Synopsis according to Goodreads:
"An essential exploration of why and how women’s sexuality works—based on groundbreaking research and brain science—that will radically transform your sex life into one filled with confidence and joy.
Researchers have spent the last decade trying to develop a “pink pill” for women to function like Viagra does for men. So where is it? Well, for reasons this book makes crystal clear, that pill will never exist—but as a result of the research that’s gone into it, scientists in the last few years have learned more about how women’s sexuality works than we ever thought possible, and Come as You Are explains it all.
The first lesson in this essential, transformative book by Dr. Emily Nagoski is that every woman has her own unique sexuality, like a fingerprint, and that women vary more than men in our anatomy, our sexual response mechanisms, and the way our bodies respond to the sexual world. So we never need to judge ourselves based on others’ experiences. Because women vary, and that’s normal.
Second lesson: sex happens in a context. And all the complications of everyday life influence the context surrounding a woman’s arousal, desire, and orgasm.
Cutting-edge research across multiple disciplines tells us that the most important factor for women in creating and sustaining a fulfilling sex life, is not what you do in bed or how you do it, but how you feel about it. Which means that stress, mood, trust, and body image are not peripheral factors in a woman’s sexual wellbeing; they are central to it. Once you understand these factors, and how to influence them, you can create for yourself better sex and more profound pleasure than you ever thought possible.
And Emily Nagoski can prove it."
I don't normally read self-help books, and some science/educational stuff can be a real snoozefest, so I was hesitant to check out Come As You Are, despite the fact that it was recommended to me by about a dozen woman.

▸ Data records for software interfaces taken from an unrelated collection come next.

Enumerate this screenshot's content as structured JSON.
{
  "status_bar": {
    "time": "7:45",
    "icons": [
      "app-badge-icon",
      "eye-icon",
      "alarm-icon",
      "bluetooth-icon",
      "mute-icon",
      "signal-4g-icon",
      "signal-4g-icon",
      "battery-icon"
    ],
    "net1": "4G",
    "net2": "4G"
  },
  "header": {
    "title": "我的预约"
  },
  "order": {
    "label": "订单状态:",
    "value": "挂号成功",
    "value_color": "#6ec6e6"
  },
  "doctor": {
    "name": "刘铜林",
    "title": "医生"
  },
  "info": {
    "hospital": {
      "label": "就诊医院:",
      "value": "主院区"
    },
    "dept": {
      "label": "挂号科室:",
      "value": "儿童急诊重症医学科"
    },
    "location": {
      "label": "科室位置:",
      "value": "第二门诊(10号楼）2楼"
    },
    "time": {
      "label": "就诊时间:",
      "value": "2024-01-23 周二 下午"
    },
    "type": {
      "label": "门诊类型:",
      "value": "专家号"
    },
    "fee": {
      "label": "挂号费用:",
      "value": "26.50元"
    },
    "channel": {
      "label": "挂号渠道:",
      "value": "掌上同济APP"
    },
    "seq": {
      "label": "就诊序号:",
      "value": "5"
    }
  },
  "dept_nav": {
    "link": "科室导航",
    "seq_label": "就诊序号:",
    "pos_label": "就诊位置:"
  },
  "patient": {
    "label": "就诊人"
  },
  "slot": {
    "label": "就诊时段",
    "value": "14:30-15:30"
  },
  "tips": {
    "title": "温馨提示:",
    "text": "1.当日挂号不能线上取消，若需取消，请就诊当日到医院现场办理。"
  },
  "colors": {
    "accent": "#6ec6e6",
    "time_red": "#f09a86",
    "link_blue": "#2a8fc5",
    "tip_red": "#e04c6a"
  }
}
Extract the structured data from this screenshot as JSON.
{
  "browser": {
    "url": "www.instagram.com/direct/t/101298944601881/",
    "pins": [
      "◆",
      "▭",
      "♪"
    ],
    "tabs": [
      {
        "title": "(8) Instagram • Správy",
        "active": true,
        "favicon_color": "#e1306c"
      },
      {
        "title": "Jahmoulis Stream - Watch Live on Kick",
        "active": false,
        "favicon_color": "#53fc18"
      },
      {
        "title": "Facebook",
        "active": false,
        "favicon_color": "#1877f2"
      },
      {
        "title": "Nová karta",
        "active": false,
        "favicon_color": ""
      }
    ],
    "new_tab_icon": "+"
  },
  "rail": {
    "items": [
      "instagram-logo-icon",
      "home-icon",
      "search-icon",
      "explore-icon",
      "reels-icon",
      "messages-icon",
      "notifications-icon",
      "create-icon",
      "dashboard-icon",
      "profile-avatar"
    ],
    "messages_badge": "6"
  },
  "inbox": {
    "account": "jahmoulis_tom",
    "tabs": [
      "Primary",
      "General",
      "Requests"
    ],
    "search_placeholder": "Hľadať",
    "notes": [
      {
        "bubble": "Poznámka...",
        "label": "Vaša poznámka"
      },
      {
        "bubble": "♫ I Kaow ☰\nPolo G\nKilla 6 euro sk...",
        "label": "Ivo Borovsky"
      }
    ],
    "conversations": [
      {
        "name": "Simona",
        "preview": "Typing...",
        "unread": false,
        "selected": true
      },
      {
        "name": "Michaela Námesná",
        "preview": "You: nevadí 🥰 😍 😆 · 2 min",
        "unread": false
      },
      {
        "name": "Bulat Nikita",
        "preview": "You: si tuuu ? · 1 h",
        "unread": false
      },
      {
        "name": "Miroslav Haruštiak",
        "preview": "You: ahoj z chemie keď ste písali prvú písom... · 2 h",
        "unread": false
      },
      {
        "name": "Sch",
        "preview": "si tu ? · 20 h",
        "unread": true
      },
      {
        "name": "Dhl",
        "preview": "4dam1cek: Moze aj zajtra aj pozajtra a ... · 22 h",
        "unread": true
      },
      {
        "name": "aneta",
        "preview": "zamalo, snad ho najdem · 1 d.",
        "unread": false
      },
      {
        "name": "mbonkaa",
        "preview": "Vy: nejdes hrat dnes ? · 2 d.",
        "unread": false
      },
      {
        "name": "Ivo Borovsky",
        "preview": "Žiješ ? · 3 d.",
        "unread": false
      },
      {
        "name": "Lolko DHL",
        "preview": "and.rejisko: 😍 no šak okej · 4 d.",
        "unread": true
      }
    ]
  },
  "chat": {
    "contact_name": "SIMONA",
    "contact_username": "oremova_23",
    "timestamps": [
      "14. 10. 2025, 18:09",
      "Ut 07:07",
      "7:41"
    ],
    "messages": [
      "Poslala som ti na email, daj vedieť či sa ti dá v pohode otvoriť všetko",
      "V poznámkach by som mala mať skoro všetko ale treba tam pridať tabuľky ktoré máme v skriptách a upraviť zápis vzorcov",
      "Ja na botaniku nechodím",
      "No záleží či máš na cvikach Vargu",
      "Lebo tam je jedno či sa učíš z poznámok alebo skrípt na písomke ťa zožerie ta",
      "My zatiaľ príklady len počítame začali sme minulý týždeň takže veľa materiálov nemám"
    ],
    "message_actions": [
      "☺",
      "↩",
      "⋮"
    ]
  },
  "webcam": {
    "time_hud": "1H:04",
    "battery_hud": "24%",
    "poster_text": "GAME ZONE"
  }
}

I'm really glad I got over myself, because this book is fantastic.
There's a lot of science referenced here, which she footnotes so you can dig even further if you want. And the science is stuff above, beyond, and more recent than what I learned in high school and college. Which is why I was constantly amazed that what I learned (in the classroom, and by living in society) was so very wrong. The crux of why is that sex has been studied and understood as a men-as-default thing, which by nature sets up the differences between the sexes as "women are broken". The truth, as the author repeats often, is that there is no default or normal, and as long as you aren't experiencing pain with sex, your sexuality is healthy and normal.
She goes into the biological aspects (how we all have the same parts, arranged in different ways), the psychological aspects (how control centers in the brain act as taskmasters and why we experience frustration, orgasm, nonconcordance, etc), the physiological aspects (how you feel about how you feel during sex, for example, being a huge detractor from enjoying the experience), the cultural aspects (contrary to social shorthand, sex is NOT a drive), etc.
She throws in anecdotes as well, which I found helpful in breaking up the science parts and giving me a context for real-life application. She also has worksheets and suggestions about addressing any of a myriad of issues, which she encounters commonly as a human sexuality educator. Occasionally, as the book goes on, her repeating of phrases and question/answer posing felt a little too "in the classroom" to me...I didn't feel like she was speaking down to me, necessarily, but it made me twitch just a bit.
Overall, I really enjoyed this book: I learned a lot, it empowered me to improve some areas of my sexuality that I've been unsatisfied with (and did that beyond platitudes, with actual, practical advice), and it made me realize the root of some of my core issues (not just as pertains to sex, but with my self-esteem, my self-definition as an adult woman, my relationship fears, etc). I guarantee you, even if you're 100% happy with your sexuality and body, you'll still get something out of this book. And while the tone is definitely specifically aimed at women, it's got a lot of info in there useful to men (in understanding their own biology, brain relationship to sexuality, etc).
Labels: book review, come as you are, educational, Emily Nagoski, meditation, orgasms, science, self-help, sex, therapy